In fact, with virtualisation, the whole BYOD/CYOD distinction falls away, a reader pointed out. And if that’s the case, they ask, why are we still talking about it?
Hang on, not so fast. Is virtualisation all it is cracked up to be? Why, asks another reader, would you spend thousands on a device you’re using as a dumb terminal with limited functionality and no local data? It is possible, of course, to have an enterprise environment AND whizz bang personal device heaven on the same device, but the real issue I have with a 100% virtualised corporate environment concerns the many hours I spend travelling to and from client and industry engagements. On a 15-hour flight, I want data on my device, in order to be productive. That is, after all, the point of mobility.
Furthermore, another reader points out, we should never underestimate the value of being tested, and both BYOD and CYOD are test cases for a complex battleground of user, IT and organisational interests. “As wearables and the Internet of Things become more widespread, and their capabilities go up, it’s going to be the next IT nightmare — you’re absolutely right to bring [device diversity and the best form of it — BYOD or CYOD] up now, while we still have the opportunity to pre-plan our security posture, rather than largely reacting to it as many of us did in the sudden onslaught of BYOD.” Indeed.
Are we right back to BYOD then? Well, tactics like virtualisation won’t wash with emerging platforms like IoT. According to a study from HP Security Research, 70 percent of the most commonly used IoT devices had serious security vulnerabilities, so now is as good a time as any to settle our device stance.
As one reader perceptively said, we can’t talk about a mobile Internet, as though mobility (and device diversity) are party crashers that we have to cater for as afterthoughts. All devices and things make up the Internet in its infinite variety, and the catering needs to plan for all comers.
And with that I’ll sign off on the most compelling themes raised by readers. Thank you for an extraordinary conversation that truly elevated the dialogue we have on an ongoing basis, whether we’re aware of it or not. I hope there will be other opportunities to share a byline with you in future!

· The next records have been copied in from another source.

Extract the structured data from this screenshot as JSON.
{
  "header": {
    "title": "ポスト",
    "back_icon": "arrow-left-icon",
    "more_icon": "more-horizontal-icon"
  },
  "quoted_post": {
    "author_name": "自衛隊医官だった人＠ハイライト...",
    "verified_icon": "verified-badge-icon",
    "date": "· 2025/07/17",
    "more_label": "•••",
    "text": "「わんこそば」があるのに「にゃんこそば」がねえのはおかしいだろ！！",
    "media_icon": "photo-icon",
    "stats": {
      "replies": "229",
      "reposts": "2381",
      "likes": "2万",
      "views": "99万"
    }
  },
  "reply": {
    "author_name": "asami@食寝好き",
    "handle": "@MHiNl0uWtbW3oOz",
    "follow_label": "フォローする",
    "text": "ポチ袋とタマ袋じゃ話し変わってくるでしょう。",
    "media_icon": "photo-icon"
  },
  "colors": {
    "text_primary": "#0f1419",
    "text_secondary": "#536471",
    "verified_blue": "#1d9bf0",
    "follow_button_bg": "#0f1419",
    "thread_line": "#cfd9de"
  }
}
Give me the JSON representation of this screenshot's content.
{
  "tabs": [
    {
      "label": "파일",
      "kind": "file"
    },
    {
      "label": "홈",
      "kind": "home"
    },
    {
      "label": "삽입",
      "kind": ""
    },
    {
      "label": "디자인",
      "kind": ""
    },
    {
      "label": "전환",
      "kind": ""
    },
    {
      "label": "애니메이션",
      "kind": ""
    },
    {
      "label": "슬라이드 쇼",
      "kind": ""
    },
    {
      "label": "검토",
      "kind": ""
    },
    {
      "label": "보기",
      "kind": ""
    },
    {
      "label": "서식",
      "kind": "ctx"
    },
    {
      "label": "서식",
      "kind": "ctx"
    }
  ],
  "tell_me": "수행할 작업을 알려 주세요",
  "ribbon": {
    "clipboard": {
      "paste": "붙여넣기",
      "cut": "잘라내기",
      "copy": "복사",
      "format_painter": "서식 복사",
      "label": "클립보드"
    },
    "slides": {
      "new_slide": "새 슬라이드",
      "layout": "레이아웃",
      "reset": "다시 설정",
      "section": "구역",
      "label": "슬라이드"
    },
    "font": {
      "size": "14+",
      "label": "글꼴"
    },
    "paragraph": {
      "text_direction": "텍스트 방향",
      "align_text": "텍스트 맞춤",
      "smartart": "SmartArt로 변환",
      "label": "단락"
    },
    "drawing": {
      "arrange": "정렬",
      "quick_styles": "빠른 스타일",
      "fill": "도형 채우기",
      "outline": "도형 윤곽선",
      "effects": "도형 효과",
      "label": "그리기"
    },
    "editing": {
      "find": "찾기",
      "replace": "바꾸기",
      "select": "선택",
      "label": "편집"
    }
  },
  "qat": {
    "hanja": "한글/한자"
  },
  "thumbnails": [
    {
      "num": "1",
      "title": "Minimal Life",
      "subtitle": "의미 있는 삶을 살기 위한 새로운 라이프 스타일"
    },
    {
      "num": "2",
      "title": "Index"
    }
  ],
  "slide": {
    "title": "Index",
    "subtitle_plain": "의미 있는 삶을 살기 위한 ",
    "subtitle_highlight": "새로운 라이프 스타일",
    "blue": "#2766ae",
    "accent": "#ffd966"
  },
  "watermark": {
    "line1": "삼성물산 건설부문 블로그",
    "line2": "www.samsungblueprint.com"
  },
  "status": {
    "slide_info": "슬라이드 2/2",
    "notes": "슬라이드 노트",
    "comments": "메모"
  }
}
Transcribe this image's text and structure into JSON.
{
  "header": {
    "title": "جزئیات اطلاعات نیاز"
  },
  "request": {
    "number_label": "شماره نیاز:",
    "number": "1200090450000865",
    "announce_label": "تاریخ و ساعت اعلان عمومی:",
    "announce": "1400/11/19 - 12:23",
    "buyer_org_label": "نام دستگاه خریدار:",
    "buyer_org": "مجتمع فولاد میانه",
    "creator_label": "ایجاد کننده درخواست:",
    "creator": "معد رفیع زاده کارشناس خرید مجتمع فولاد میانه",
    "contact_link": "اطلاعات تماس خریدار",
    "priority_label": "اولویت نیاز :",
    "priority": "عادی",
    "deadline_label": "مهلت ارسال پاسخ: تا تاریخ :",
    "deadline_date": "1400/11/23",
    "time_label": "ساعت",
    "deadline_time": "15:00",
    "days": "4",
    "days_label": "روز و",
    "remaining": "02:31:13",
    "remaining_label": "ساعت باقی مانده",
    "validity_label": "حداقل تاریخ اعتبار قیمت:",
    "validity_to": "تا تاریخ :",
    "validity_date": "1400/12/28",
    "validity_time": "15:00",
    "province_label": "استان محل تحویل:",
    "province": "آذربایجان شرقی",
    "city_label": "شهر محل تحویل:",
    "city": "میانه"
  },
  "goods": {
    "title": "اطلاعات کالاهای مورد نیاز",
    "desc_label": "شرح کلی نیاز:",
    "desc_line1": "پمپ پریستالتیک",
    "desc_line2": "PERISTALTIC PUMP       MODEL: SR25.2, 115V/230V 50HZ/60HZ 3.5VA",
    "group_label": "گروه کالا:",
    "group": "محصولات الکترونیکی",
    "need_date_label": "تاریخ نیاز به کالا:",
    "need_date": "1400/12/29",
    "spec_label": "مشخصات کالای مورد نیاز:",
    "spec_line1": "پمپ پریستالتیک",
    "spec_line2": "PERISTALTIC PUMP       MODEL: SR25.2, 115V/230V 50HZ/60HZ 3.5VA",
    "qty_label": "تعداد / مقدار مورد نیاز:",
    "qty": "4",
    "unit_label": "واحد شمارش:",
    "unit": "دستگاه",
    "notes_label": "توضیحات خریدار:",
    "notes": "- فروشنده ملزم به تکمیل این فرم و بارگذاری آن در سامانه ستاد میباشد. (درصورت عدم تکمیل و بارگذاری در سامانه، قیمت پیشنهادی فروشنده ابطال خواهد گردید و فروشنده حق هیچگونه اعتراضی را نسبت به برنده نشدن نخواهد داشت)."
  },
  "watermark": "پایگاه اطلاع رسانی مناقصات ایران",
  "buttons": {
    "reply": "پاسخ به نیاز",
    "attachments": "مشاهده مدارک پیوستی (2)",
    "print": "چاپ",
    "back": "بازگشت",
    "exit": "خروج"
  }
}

Reader of the week (albeit two weeks ago) goes to Jodie Reynolds for some excellent insights.